- _RECORDS SUPPLIED_:
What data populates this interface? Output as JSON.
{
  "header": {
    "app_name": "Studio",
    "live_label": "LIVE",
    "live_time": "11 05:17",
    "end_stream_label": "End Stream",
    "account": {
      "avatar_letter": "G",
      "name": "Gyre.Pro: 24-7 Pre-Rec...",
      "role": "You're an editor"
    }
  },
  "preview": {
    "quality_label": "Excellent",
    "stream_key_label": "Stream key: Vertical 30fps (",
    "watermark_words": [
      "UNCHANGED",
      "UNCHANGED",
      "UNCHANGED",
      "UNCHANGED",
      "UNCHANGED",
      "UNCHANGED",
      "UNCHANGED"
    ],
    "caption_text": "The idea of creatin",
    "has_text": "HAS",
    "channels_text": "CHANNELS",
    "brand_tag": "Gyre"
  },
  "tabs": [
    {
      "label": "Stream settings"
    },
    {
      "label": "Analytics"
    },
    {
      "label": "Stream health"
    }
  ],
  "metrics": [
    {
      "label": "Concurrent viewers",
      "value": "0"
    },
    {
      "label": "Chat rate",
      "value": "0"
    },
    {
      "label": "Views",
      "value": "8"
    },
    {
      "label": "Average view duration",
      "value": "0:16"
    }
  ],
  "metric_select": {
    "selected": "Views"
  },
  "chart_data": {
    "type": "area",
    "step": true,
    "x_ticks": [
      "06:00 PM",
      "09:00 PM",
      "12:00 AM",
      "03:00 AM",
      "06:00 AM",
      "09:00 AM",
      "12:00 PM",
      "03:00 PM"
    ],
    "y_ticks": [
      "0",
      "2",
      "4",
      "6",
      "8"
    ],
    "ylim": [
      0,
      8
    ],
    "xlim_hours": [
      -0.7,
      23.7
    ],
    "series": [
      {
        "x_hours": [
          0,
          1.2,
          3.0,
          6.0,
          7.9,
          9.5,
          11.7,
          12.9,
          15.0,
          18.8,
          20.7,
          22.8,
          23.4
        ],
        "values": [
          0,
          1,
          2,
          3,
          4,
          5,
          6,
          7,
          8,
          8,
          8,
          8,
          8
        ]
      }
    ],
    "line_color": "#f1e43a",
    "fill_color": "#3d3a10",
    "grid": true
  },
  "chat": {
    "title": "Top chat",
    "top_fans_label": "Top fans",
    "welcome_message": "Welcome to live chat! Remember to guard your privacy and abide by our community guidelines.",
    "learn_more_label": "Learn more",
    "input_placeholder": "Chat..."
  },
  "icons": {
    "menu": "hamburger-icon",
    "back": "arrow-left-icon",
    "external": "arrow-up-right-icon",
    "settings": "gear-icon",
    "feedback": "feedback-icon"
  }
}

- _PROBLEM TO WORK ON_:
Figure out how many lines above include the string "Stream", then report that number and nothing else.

- _COMPLETED TASK_:
4